Surviving Millionaire City: Class Consciousness, Vertigo, and Empire in Browser Based Games

Jessica Crowell, Aaron Trammell, Sean Leavey and Camille Reyes
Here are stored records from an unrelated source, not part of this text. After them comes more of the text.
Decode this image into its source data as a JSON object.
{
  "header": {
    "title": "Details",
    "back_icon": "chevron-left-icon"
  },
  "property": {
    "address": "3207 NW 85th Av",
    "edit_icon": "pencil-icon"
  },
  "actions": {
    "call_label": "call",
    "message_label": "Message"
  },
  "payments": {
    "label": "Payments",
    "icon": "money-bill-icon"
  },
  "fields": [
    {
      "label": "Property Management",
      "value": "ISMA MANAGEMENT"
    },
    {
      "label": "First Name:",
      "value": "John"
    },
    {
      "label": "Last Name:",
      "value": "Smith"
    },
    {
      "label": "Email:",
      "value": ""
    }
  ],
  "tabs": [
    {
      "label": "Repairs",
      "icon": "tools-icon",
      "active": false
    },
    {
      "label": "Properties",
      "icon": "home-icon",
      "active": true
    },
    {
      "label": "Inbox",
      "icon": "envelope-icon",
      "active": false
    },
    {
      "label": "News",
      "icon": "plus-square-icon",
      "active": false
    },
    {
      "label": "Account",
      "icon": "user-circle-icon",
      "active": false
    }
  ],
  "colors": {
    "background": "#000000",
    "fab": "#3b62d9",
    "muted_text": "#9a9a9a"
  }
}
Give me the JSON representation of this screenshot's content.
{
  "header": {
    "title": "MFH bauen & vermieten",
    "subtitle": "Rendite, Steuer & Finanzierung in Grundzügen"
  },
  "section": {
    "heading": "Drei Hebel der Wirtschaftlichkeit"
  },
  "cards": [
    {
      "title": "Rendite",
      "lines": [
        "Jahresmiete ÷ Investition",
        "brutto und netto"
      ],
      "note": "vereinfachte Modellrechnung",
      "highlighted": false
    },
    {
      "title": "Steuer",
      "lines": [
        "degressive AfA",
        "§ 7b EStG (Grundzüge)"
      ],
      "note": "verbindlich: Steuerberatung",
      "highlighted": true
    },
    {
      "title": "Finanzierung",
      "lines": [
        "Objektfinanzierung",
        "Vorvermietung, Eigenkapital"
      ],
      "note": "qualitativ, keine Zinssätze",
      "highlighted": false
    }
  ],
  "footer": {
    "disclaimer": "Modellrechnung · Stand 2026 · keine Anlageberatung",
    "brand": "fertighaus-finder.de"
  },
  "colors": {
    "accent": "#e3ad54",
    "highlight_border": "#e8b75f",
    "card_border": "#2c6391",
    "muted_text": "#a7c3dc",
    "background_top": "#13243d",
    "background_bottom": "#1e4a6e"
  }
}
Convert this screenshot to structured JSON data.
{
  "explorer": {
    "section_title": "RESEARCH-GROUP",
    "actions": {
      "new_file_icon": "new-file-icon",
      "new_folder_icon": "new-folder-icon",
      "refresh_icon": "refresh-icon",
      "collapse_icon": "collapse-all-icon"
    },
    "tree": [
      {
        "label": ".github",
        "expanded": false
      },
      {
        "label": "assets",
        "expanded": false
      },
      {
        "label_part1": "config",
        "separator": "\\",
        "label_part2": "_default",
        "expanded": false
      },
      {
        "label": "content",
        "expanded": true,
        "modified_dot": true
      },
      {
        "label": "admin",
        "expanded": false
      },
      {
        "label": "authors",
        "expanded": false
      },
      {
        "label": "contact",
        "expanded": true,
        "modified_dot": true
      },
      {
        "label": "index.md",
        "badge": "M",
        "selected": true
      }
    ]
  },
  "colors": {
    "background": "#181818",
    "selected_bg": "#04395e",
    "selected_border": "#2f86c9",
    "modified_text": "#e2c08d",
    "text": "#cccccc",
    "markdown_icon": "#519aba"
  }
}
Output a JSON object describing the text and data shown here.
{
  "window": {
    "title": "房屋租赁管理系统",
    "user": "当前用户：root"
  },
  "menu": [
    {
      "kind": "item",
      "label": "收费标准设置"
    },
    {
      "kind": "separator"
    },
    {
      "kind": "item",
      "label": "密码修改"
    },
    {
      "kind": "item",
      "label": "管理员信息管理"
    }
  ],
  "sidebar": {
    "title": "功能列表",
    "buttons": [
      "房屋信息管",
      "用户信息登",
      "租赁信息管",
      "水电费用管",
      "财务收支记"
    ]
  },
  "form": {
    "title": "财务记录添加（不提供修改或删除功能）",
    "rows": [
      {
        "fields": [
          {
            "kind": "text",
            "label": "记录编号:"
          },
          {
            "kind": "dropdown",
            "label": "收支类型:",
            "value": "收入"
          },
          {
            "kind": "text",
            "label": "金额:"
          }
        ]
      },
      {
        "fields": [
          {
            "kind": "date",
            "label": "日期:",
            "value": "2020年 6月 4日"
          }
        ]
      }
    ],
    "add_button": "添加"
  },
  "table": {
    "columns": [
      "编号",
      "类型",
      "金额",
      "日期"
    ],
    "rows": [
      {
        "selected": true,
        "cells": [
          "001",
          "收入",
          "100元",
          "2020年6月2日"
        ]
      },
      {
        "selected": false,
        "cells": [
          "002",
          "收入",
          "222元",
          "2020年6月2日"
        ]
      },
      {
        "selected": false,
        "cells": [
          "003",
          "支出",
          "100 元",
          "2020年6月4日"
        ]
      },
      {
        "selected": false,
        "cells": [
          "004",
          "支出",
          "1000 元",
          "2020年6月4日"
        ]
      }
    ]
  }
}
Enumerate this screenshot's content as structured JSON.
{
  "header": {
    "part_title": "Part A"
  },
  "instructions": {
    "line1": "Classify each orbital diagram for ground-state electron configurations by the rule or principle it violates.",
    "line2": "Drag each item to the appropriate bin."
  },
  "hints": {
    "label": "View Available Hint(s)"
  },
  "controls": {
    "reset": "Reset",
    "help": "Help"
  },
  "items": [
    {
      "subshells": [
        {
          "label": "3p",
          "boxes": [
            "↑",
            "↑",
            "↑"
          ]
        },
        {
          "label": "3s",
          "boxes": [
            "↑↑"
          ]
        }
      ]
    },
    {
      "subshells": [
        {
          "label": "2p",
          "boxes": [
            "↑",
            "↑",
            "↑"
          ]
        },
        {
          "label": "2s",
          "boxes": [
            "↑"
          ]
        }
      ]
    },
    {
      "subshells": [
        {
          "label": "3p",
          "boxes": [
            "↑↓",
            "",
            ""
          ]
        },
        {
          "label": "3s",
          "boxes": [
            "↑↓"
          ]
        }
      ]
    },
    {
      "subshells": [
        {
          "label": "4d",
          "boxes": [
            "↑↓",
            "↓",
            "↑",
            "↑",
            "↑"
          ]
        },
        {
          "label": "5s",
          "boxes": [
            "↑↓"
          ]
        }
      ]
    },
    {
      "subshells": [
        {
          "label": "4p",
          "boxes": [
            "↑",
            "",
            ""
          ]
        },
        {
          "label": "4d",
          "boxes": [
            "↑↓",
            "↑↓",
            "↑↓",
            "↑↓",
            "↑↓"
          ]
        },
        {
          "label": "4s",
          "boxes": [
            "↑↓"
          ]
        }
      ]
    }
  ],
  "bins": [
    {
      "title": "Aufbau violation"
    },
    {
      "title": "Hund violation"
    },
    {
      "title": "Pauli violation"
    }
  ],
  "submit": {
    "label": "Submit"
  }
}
Games, more than any other medium, can produce social change. Therefore, it is important to consider the interpretive strategies that players take when playing games that contain messages that run contrary to their social conditions and political beliefs. How does one situate oneself as a subject when taking part in a game that is overtly political? In order to address this question, this paper will investigate the rationale of casual Tiny Tower and Millionaire City players, drawing on ethnographic fieldwork obtained during a two year Broadband Technology Opportunities Program (BTOP) funded study in Philadelphia. This paper will explore issues of class consciousness, the digital divide, and the pervasiveness of neoliberal ideals in casual games, it will also consider Caillois' idea of vertigo in play, providing evidence to the ways in which players understand and negotiate their social conditions, and political being.